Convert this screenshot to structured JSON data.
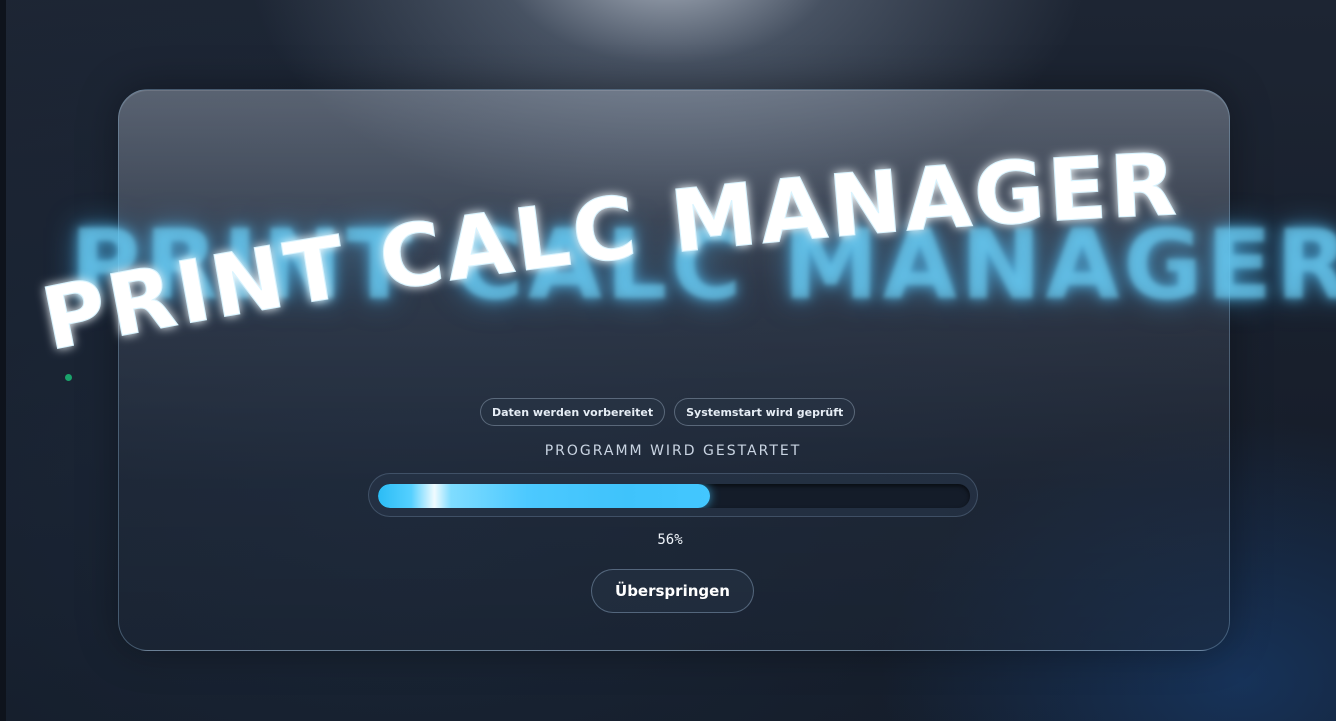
{
  "app": {
    "title": "PRINT CALC MANAGER"
  },
  "loading": {
    "chips": [
      "Daten werden vorbereitet",
      "Systemstart wird geprüft"
    ],
    "status_text": "PROGRAMM WIRD GESTARTET",
    "progress_fraction": 0.56,
    "progress_label": "56%",
    "skip_label": "Überspringen"
  },
  "colors": {
    "accent": "#43c7ff",
    "glow": "#5ac8fa",
    "background": "#171e2b",
    "status_dot": "#1aa36b"
  }
}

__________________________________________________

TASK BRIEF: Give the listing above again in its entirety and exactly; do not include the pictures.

EXPECTED ANSWER:
Convert this screenshot to structured JSON data.
{
  "app": {
    "title": "PRINT CALC MANAGER"
  },
  "loading": {
    "chips": [
      "Daten werden vorbereitet",
      "Systemstart wird geprüft"
    ],
    "status_text": "PROGRAMM WIRD GESTARTET",
    "progress_fraction": 0.56,
    "progress_label": "56%",
    "skip_label": "Überspringen"
  },
  "colors": {
    "accent": "#43c7ff",
    "glow": "#5ac8fa",
    "background": "#171e2b",
    "status_dot": "#1aa36b"
  }
}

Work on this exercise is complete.